It's an interesting question. Textually Hamlet seems to think that they had a charmed marriage (in 1.2, at least: "why, she would hang on him, / As if increase of appetite had grown / By what it fed on"), which is why he's so surprised that she could transfer her affections to Claudius so quickly. But a lot depends on how one plays the Ghost: if he's this stern, remote, forbidding figure, then it's easier to imagine that Gertrude is happy with Claudius not just because she was happy with both men, but specifically because she was *not* happy with Hamlet senior.
viomisehuntviomisehunt on March 22nd, 2010 09:45 pm (UTC)
It really would depend on the age differnces; it could have gone either way. I think King John's wife was about 12 or 13; certainly a 14 or 15 year old 'woman' might form a dependence on her 25-30 year old spouse;then along comes the younger brother and she can have a good time.
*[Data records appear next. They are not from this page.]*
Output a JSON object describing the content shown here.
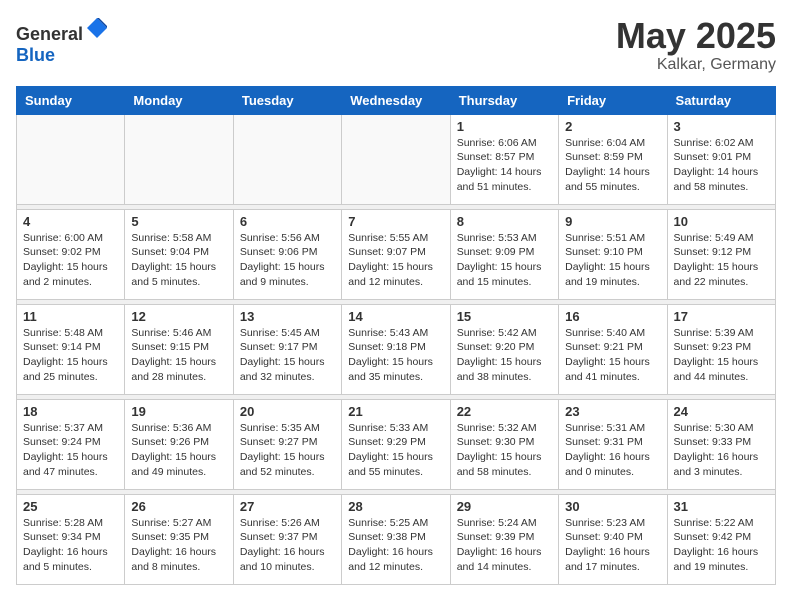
{
  "header": {
    "logo_general": "General",
    "logo_blue": "Blue",
    "month": "May 2025",
    "location": "Kalkar, Germany"
  },
  "weekdays": [
    "Sunday",
    "Monday",
    "Tuesday",
    "Wednesday",
    "Thursday",
    "Friday",
    "Saturday"
  ],
  "weeks": [
    [
      {
        "day": "",
        "info": ""
      },
      {
        "day": "",
        "info": ""
      },
      {
        "day": "",
        "info": ""
      },
      {
        "day": "",
        "info": ""
      },
      {
        "day": "1",
        "info": "Sunrise: 6:06 AM\nSunset: 8:57 PM\nDaylight: 14 hours\nand 51 minutes."
      },
      {
        "day": "2",
        "info": "Sunrise: 6:04 AM\nSunset: 8:59 PM\nDaylight: 14 hours\nand 55 minutes."
      },
      {
        "day": "3",
        "info": "Sunrise: 6:02 AM\nSunset: 9:01 PM\nDaylight: 14 hours\nand 58 minutes."
      }
    ],
    [
      {
        "day": "4",
        "info": "Sunrise: 6:00 AM\nSunset: 9:02 PM\nDaylight: 15 hours\nand 2 minutes."
      },
      {
        "day": "5",
        "info": "Sunrise: 5:58 AM\nSunset: 9:04 PM\nDaylight: 15 hours\nand 5 minutes."
      },
      {
        "day": "6",
        "info": "Sunrise: 5:56 AM\nSunset: 9:06 PM\nDaylight: 15 hours\nand 9 minutes."
      },
      {
        "day": "7",
        "info": "Sunrise: 5:55 AM\nSunset: 9:07 PM\nDaylight: 15 hours\nand 12 minutes."
      },
      {
        "day": "8",
        "info": "Sunrise: 5:53 AM\nSunset: 9:09 PM\nDaylight: 15 hours\nand 15 minutes."
      },
      {
        "day": "9",
        "info": "Sunrise: 5:51 AM\nSunset: 9:10 PM\nDaylight: 15 hours\nand 19 minutes."
      },
      {
        "day": "10",
        "info": "Sunrise: 5:49 AM\nSunset: 9:12 PM\nDaylight: 15 hours\nand 22 minutes."
      }
    ],
    [
      {
        "day": "11",
        "info": "Sunrise: 5:48 AM\nSunset: 9:14 PM\nDaylight: 15 hours\nand 25 minutes."
      },
      {
        "day": "12",
        "info": "Sunrise: 5:46 AM\nSunset: 9:15 PM\nDaylight: 15 hours\nand 28 minutes."
      },
      {
        "day": "13",
        "info": "Sunrise: 5:45 AM\nSunset: 9:17 PM\nDaylight: 15 hours\nand 32 minutes."
      },
      {
        "day": "14",
        "info": "Sunrise: 5:43 AM\nSunset: 9:18 PM\nDaylight: 15 hours\nand 35 minutes."
      },
      {
        "day": "15",
        "info": "Sunrise: 5:42 AM\nSunset: 9:20 PM\nDaylight: 15 hours\nand 38 minutes."
      },
      {
        "day": "16",
        "info": "Sunrise: 5:40 AM\nSunset: 9:21 PM\nDaylight: 15 hours\nand 41 minutes."
      },
      {
        "day": "17",
        "info": "Sunrise: 5:39 AM\nSunset: 9:23 PM\nDaylight: 15 hours\nand 44 minutes."
      }
    ],
    [
      {
        "day": "18",
        "info": "Sunrise: 5:37 AM\nSunset: 9:24 PM\nDaylight: 15 hours\nand 47 minutes."
      },
      {
        "day": "19",
        "info": "Sunrise: 5:36 AM\nSunset: 9:26 PM\nDaylight: 15 hours\nand 49 minutes."
      },
      {
        "day": "20",
        "info": "Sunrise: 5:35 AM\nSunset: 9:27 PM\nDaylight: 15 hours\nand 52 minutes."
      },
      {
        "day": "21",
        "info": "Sunrise: 5:33 AM\nSunset: 9:29 PM\nDaylight: 15 hours\nand 55 minutes."
      },
      {
        "day": "22",
        "info": "Sunrise: 5:32 AM\nSunset: 9:30 PM\nDaylight: 15 hours\nand 58 minutes."
      },
      {
        "day": "23",
        "info": "Sunrise: 5:31 AM\nSunset: 9:31 PM\nDaylight: 16 hours\nand 0 minutes."
      },
      {
        "day": "24",
        "info": "Sunrise: 5:30 AM\nSunset: 9:33 PM\nDaylight: 16 hours\nand 3 minutes."
      }
    ],
    [
      {
        "day": "25",
        "info": "Sunrise: 5:28 AM\nSunset: 9:34 PM\nDaylight: 16 hours\nand 5 minutes."
      },
      {
        "day": "26",
        "info": "Sunrise: 5:27 AM\nSunset: 9:35 PM\nDaylight: 16 hours\nand 8 minutes."
      },
      {
        "day": "27",
        "info": "Sunrise: 5:26 AM\nSunset: 9:37 PM\nDaylight: 16 hours\nand 10 minutes."
      },
      {
        "day": "28",
        "info": "Sunrise: 5:25 AM\nSunset: 9:38 PM\nDaylight: 16 hours\nand 12 minutes."
      },
      {
        "day": "29",
        "info": "Sunrise: 5:24 AM\nSunset: 9:39 PM\nDaylight: 16 hours\nand 14 minutes."
      },
      {
        "day": "30",
        "info": "Sunrise: 5:23 AM\nSunset: 9:40 PM\nDaylight: 16 hours\nand 17 minutes."
      },
      {
        "day": "31",
        "info": "Sunrise: 5:22 AM\nSunset: 9:42 PM\nDaylight: 16 hours\nand 19 minutes."
      }
    ]
  ]
}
And Cladius certainly see to love Gertrude.
(no subject) - tempestsarekind on March 22nd, 2010 10:00 pm (UTC) (Expand)
(no subject) - viomisehunt on March 22nd, 2010 10:29 pm (UTC) (Expand)
(no subject) - tempestsarekind on March 23rd, 2010 03:16 pm (UTC) (Expand)
View of women - viomisehunt on March 23rd, 2010 05:35 pm (UTC) (Expand)
Re: View of women - tempestsarekind on March 24th, 2010 01:57 am (UTC) (Expand)
Re: View of women - viomisehunt on March 25th, 2010 04:17 pm (UTC) (Expand)
Re: View of women - tempestsarekind on March 25th, 2010 10:37 pm (UTC) (Expand)